There are two sources of hope for J&J, however. The court could decide that, even though Celltrion is no longer infringing J&J’s patent, its past infringement – when it was buying its raw materials from the US supplier – gave it an unlawful “head start” for which it should pay.
Alternatively the appellate courts might reinstate the other patent that J&J previously asserted unsuccessfully in this litigation. Sadly for the New Jersey group, Wells Fargo’s legal eagles suggest that both of these possibilities are “low-likelihood paths”.
On J&J’s fourth-quarter call it was made clear that Remicade was showing signs of early pressure from biosimilars, with global fourth-quarter sales down 3.3%; US sales fell 1.7%.
Sellside consensus from EvaluatePharmacalculates that Remicade’s US sales will begin to fall next year and will almost halve by 2022, to $2.6bn. Inflectra’s US sales are forecast to reach $277m by 2022.
Meanwhile, Ardelyx’s phase III study is the first of two pivotal trials for tenapanor, which is intended to treat hyperphosphataemia in end-stage renal disease patients on dialysis. The protocol calls for eight weeks' treatment, followed by a four-week randomized withdrawal. During this time patients either stay on their current dose or are switched to placebo.
The project is administered at 3mg or 10mg twice a day, or at a varied dose that starts at 30mg twice a day and titrates down. The primary endpoint is placebo-adjusted change in serum phosphate during the withdrawal period.
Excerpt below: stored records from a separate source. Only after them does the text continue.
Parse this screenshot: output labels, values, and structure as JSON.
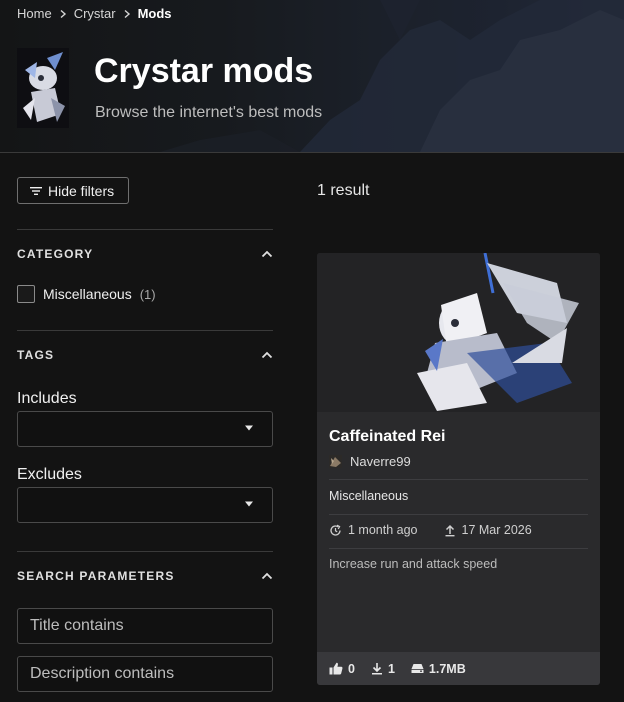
{
  "breadcrumb": {
    "items": [
      {
        "label": "Home"
      },
      {
        "label": "Crystar"
      },
      {
        "label": "Mods"
      }
    ]
  },
  "header": {
    "title": "Crystar mods",
    "subtitle": "Browse the internet's best mods"
  },
  "toolbar": {
    "hide_filters_label": "Hide filters",
    "result_count": "1 result"
  },
  "filters": {
    "category": {
      "title": "CATEGORY",
      "options": [
        {
          "label": "Miscellaneous",
          "count": "(1)",
          "checked": false
        }
      ]
    },
    "tags": {
      "title": "TAGS",
      "includes_label": "Includes",
      "includes_value": "",
      "excludes_label": "Excludes",
      "excludes_value": ""
    },
    "search": {
      "title": "SEARCH PARAMETERS",
      "title_placeholder": "Title contains",
      "description_placeholder": "Description contains"
    }
  },
  "mods": [
    {
      "title": "Caffeinated Rei",
      "author": "Naverre99",
      "category": "Miscellaneous",
      "updated": "1 month ago",
      "uploaded": "17 Mar 2026",
      "description": "Increase run and attack speed",
      "endorsements": "0",
      "downloads": "1",
      "size": "1.7MB"
    }
  ],
  "icons": {
    "breadcrumb_separator": "chevron-right-icon",
    "filter": "filter-lines-icon",
    "collapse": "chevron-up-icon",
    "dropdown": "caret-down-icon",
    "updated": "refresh-clock-icon",
    "uploaded": "upload-arrow-icon",
    "endorse": "thumbs-up-icon",
    "download": "download-icon",
    "size": "drive-icon"
  },
  "colors": {
    "background": "#131313",
    "card": "#2a2a2c",
    "card_footer": "#38383b",
    "border": "#4a4a4a",
    "text": "#e8e8e8"
  }
}
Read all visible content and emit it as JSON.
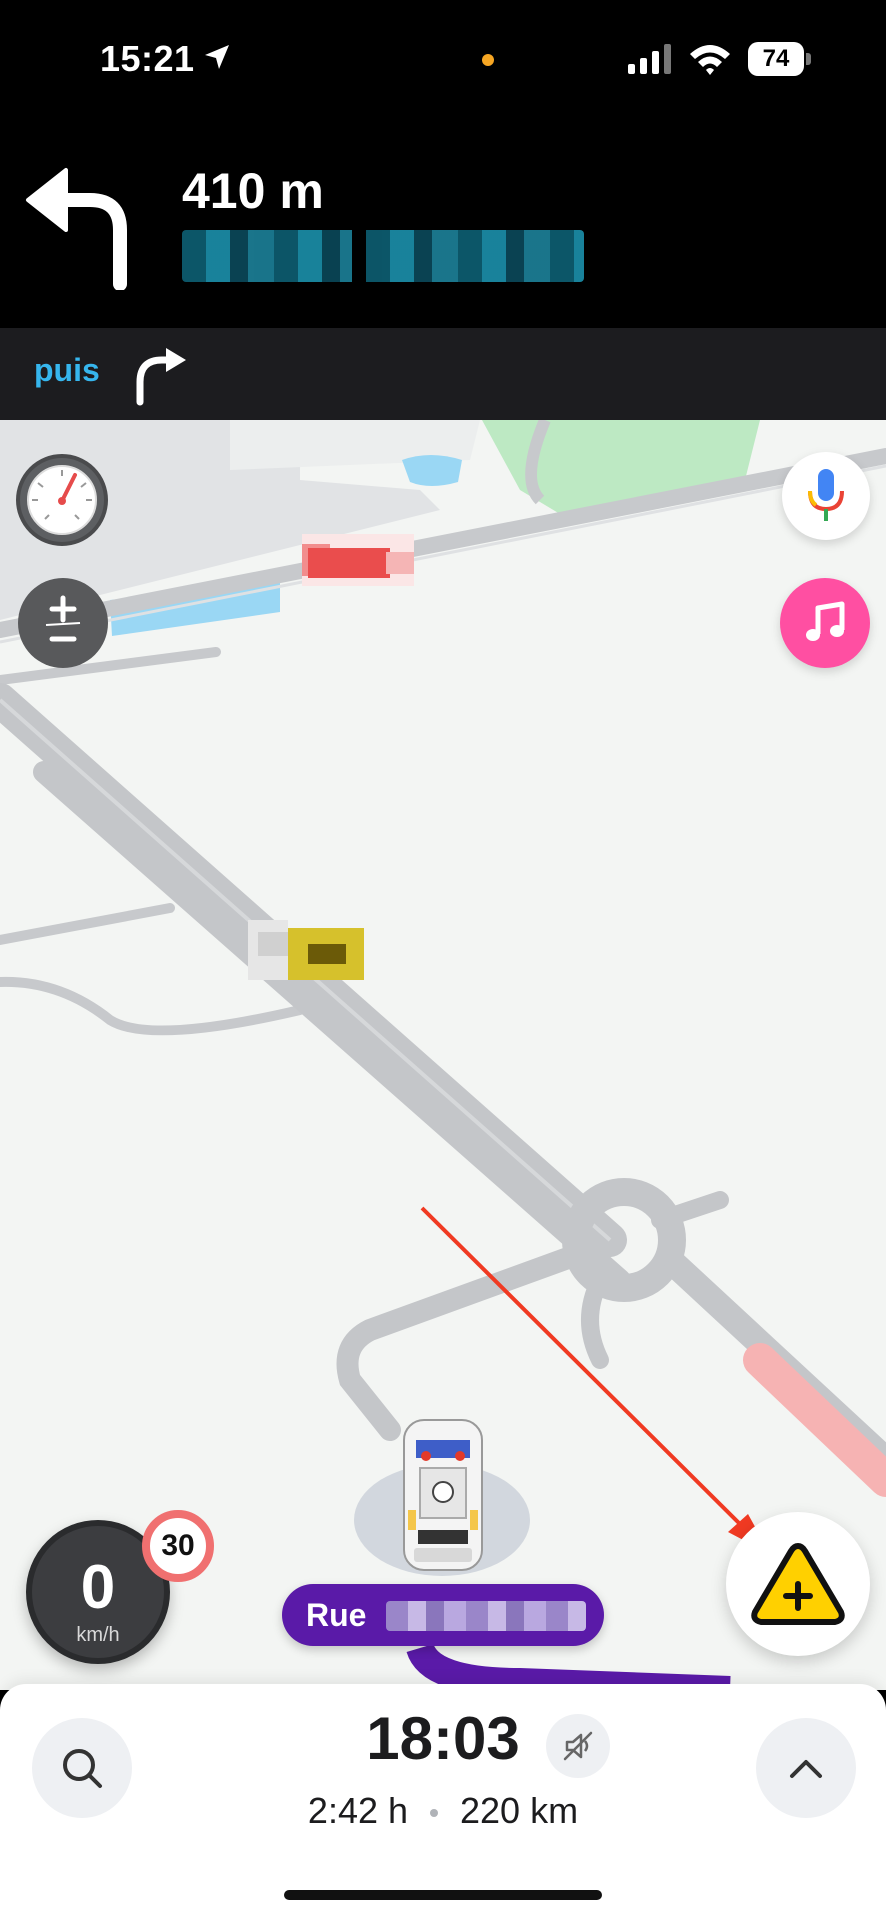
{
  "status_bar": {
    "time": "15:21",
    "battery": "74",
    "colors": {
      "background": "#000000",
      "recording_dot": "#f6a623"
    },
    "icons": [
      "location-arrow-icon",
      "signal-icon",
      "wifi-icon",
      "battery-icon"
    ]
  },
  "instruction": {
    "distance": "410 m",
    "maneuver_icon": "turn-left-icon",
    "street_name_visible": false
  },
  "next_instruction": {
    "label": "puis",
    "maneuver_icon": "turn-right-icon",
    "label_color": "#36b6ee"
  },
  "map": {
    "background_color": "#f3f5f3",
    "controls": {
      "speedometer_icon": "speedometer-icon",
      "zoom_icon": "zoom-plus-minus-icon",
      "voice_icon": "microphone-icon",
      "music_icon": "music-note-icon",
      "music_color": "#ff4fa2"
    },
    "speed": {
      "value": "0",
      "unit": "km/h"
    },
    "speed_limit": "30",
    "current_street": {
      "prefix": "Rue",
      "color": "#5a1aa8"
    },
    "report_icon": "report-hazard-plus-icon",
    "report_color": "#ffd000",
    "annotation_arrow_color": "#f03a22"
  },
  "bottom_sheet": {
    "eta": "18:03",
    "duration": "2:42 h",
    "distance": "220 km",
    "search_icon": "search-icon",
    "mute_icon": "sound-off-icon",
    "expand_icon": "chevron-up-icon"
  }
}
In a phase II trial, run by Ardelyx's then-collaborator AstraZeneca (NYSE:AZN), the 10mg and 30mg doses showed a statistically significant decrease in serum phosphate levels versus placebo. The treatment period in the trial was four weeks. However, the primary concern was the rate of diarrhoea, which was much higher than expected and caused Ardelyx’s shares to tank 48% over two days.
Three months later, a phase II trial failed in chronic kidney disease patients with type 2 diabetes and albuminuria. Shares fell 24%. Consensus forecasts from EvaluatePharma peg 2022 sales at $952m, with a hefty $613m allocated to partnering the asset outside the US.
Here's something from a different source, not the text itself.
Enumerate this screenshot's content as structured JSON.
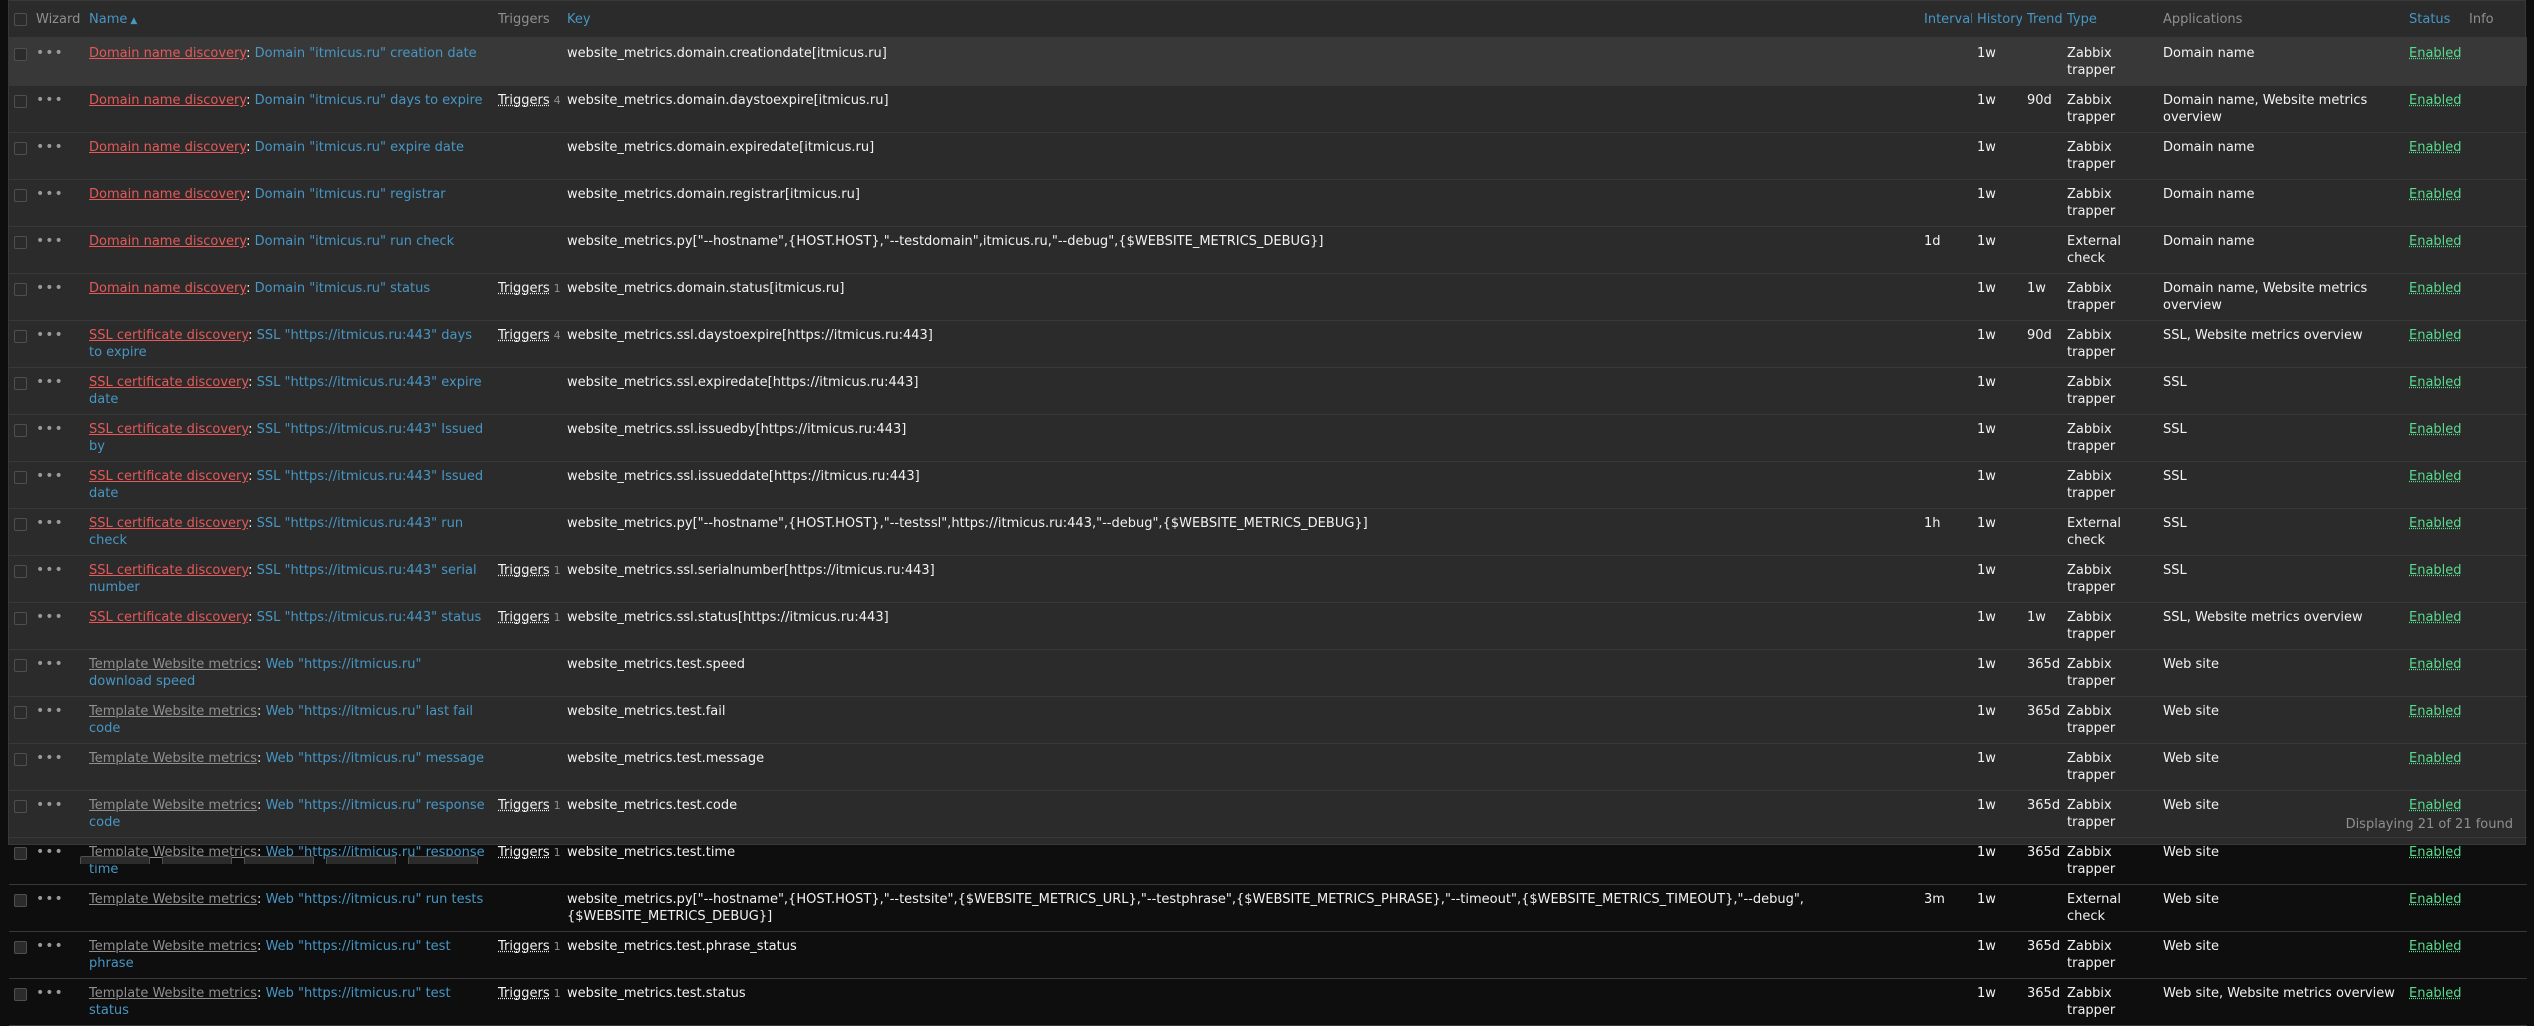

Two phase III trials in tenapanor's bigger indication, constipation-predominant irritable bowel syndrome, are also due to read out this year. Again diarrhea rates were higher in prior trials, although not to the level seen in hyperphosphataemia. No doubt this side-effect will be carefully monitored in upcoming studies.